How was it that I was still able to breathe?
For the next several months – like a ghost I wandered
Half here – half there with signs of you abounded
In the pictures, and the clothes that you left in your closet
And the phone calls from your family, your friends, and your colleagues
“Yes, I’m fine.” And “The kids are okay.” And “Sure, I’ll see you at Christmas.”
But what hurt most of all is when something would happen
And I would turn to say, “Hey, love you’ll never guess who…”
Only to catch my breath as I suddenly remembered
I was speaking to an empty bed, chair, room.
After the initial shock of what I was doing
Left me sobbing and half out of my mind
I finished my sentence, “…. I ran into.” And proceeded to
Describe to you the scene like I’d done a million times before.
And there you were smiling, in my mind – still only half listening
Nodding here and saying, “Ah,” at exactly the right moment
So – what I really mean to say and I’m sorry that I waited
That it took me so long to figure out that you were here all the time
In the faces of our children, in the things you left behind you
In the friends and in the memories, that line the walls of our home
But the sweetest thing you gave me was the life we lived together
And the things that I remember – I remember all the time
So, April is national poetry month. So, I asked several people on my social media to give me prompts to write about.

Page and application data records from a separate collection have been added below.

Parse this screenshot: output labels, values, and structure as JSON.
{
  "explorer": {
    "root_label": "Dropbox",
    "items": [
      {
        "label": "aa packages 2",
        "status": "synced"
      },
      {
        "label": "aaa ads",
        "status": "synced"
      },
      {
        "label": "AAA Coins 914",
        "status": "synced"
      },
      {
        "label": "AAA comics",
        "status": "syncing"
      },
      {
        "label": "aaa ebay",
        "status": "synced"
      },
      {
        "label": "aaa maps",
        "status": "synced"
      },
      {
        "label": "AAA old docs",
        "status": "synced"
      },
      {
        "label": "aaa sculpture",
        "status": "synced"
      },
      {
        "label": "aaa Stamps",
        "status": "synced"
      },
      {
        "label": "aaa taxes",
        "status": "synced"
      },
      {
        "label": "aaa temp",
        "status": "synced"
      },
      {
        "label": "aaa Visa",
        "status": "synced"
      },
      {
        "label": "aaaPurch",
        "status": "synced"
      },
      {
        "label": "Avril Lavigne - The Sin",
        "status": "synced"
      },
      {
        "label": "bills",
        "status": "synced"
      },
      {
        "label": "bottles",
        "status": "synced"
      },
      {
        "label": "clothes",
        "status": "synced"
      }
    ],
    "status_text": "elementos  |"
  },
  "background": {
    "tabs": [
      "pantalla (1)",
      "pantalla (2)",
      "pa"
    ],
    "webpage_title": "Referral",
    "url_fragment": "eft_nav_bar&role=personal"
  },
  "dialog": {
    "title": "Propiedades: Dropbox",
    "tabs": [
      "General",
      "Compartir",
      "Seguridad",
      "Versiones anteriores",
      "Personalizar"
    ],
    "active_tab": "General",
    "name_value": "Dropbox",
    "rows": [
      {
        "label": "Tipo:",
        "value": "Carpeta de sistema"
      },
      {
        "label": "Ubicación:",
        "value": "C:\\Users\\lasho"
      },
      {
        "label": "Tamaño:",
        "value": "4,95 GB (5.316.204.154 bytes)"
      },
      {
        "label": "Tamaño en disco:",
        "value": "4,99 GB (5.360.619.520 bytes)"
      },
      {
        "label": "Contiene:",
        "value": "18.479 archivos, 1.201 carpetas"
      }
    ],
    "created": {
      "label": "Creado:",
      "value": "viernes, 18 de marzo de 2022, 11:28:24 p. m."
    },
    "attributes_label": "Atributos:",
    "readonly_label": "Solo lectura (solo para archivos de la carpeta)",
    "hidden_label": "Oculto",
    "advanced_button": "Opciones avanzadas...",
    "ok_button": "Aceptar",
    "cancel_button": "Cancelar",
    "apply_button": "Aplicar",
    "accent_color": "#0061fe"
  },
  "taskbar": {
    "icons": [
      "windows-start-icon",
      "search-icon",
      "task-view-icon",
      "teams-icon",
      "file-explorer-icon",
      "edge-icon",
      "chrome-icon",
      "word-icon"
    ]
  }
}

This one comes from a friend named Sue. Her prompt was, “Out of Step with Everyone Else.”
I hope you like it.
Perhaps I’ll just let the stars tell me

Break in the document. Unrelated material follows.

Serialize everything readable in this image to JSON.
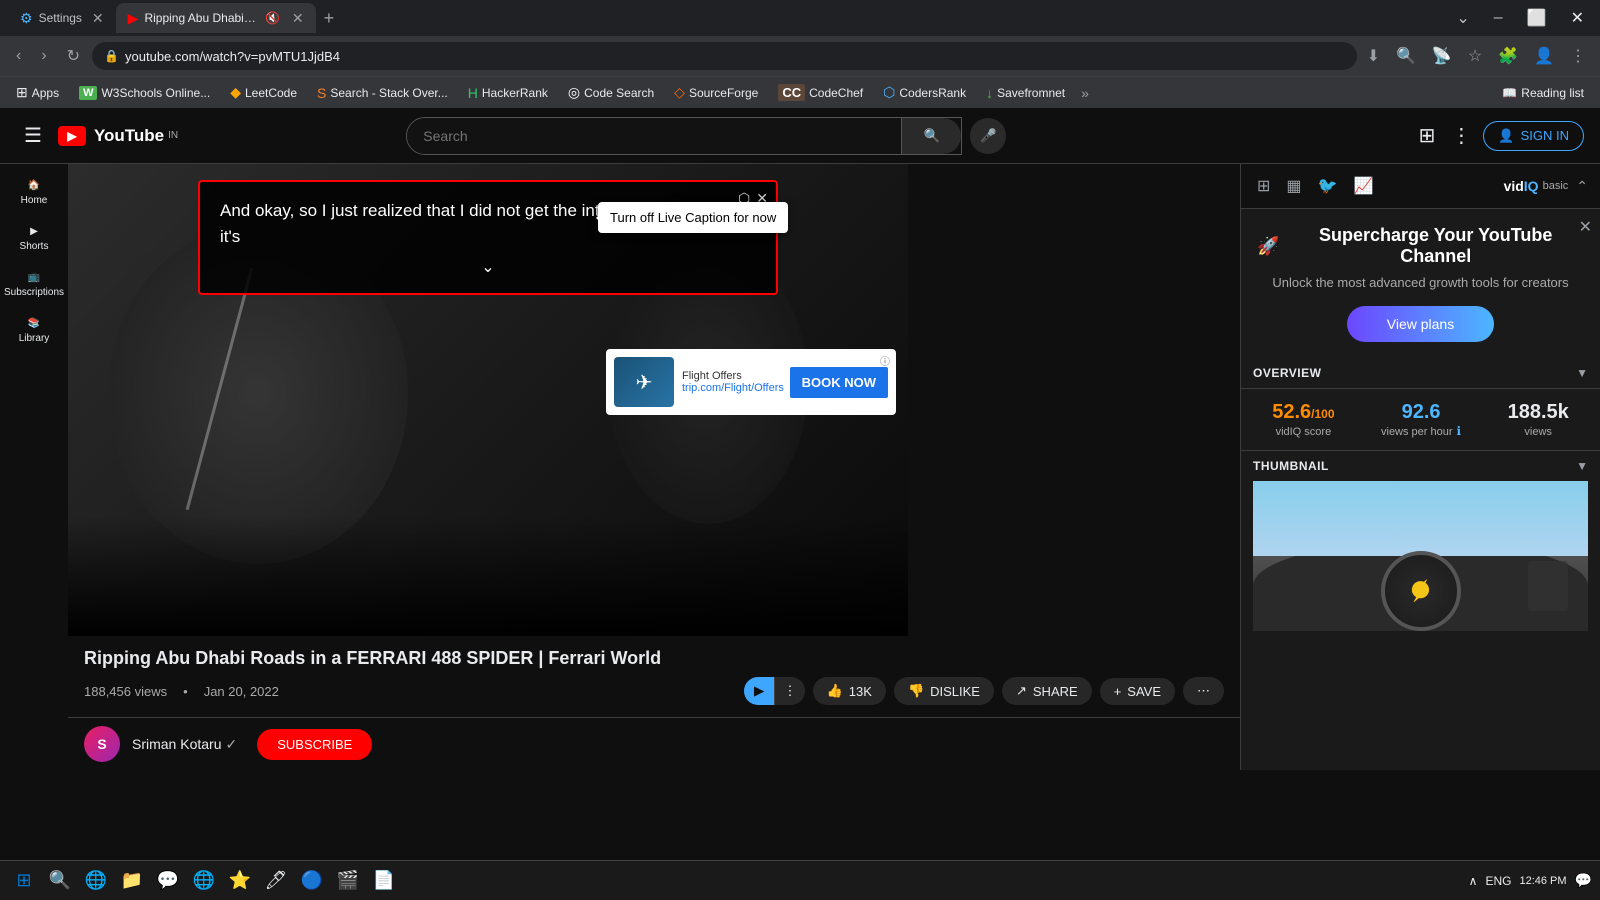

2,000 years of collective human knowledge
And the world is stumbling over itself.
I’m not sure where to begin, now
Everyone says they have the answer, how?
How do they know which way is up
When it seems the whole world is upside down?
Two roads diverged in a yellow wood
For Frost that was enough
But the road less taken has been taken
Till it’s worn right down
I – am but a woman
But I am every woman when Chaka
Sings soulfully through the earbuds in my ears
When I walk my dogs through the park
I see the birds and trees and think
That nothing could possibly be wrong
But I feel so out of place
Now, which way to go?
That’s the million dollar question
Do I follow midnight’s long procession and wait
For the sun to speak to me which direction I must Trod?
Or do I decide to cast my gaze inward
Find my truth built somehow inside me
And let my footfalls fall upon my undiscovered country
of self-reliance or some untapped reservoir of faith?
Go left, I dunno, maybe
But wherever I go I don’t think I have to
Fear teeming crowds of curious minds
For they’ve all made their decisions
Embracing clichéd difference of opinions
From Humble neighborhoods, straight on through to
So, I’ll find my path my own way
Listening solely to my own conscience
Change direction when I feel the earth trying
To tell me what I should already know
For I am wiser than my years, now
I know easy answers are mostly low brow
So, I’ll dig my own path willingly, deftly
Fearlessly, until like Stevie
I’ve taken this love and I’ve taken it down
having found the answers then…then, I’ll turn around